-- RECORDS PROVIDED follows --

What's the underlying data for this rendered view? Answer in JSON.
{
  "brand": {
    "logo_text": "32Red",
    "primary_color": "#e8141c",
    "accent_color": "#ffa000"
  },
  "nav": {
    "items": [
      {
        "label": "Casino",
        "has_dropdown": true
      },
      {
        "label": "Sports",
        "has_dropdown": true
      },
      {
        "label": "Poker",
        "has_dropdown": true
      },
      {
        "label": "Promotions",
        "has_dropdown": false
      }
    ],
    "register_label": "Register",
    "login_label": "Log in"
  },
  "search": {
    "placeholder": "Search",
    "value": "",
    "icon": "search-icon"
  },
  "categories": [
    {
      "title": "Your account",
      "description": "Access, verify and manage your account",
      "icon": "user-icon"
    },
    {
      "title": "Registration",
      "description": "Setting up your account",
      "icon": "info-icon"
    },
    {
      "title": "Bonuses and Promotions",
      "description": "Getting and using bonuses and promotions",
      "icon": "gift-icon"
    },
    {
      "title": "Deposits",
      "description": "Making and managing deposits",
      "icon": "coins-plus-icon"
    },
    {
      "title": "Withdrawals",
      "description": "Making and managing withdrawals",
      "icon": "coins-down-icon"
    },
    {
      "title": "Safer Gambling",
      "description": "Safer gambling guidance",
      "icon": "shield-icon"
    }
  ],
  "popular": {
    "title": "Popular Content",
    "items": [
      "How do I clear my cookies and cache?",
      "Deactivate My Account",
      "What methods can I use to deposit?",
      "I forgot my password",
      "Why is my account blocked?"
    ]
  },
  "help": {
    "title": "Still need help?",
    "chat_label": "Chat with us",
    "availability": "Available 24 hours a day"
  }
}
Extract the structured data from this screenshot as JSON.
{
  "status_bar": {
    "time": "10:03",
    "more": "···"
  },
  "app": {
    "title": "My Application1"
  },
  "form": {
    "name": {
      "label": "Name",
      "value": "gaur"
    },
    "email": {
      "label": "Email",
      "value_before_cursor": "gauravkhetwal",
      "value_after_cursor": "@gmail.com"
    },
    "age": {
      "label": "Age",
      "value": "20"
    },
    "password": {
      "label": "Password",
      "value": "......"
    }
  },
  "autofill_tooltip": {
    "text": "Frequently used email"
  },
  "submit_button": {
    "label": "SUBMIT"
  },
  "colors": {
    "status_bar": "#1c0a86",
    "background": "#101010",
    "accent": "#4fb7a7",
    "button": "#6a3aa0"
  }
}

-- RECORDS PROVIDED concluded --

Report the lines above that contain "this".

▶ [WRITTEN ANSWER]
What's the underlying data for this rendered view? Answer in JSON.
Extract the structured data from this screenshot as JSON.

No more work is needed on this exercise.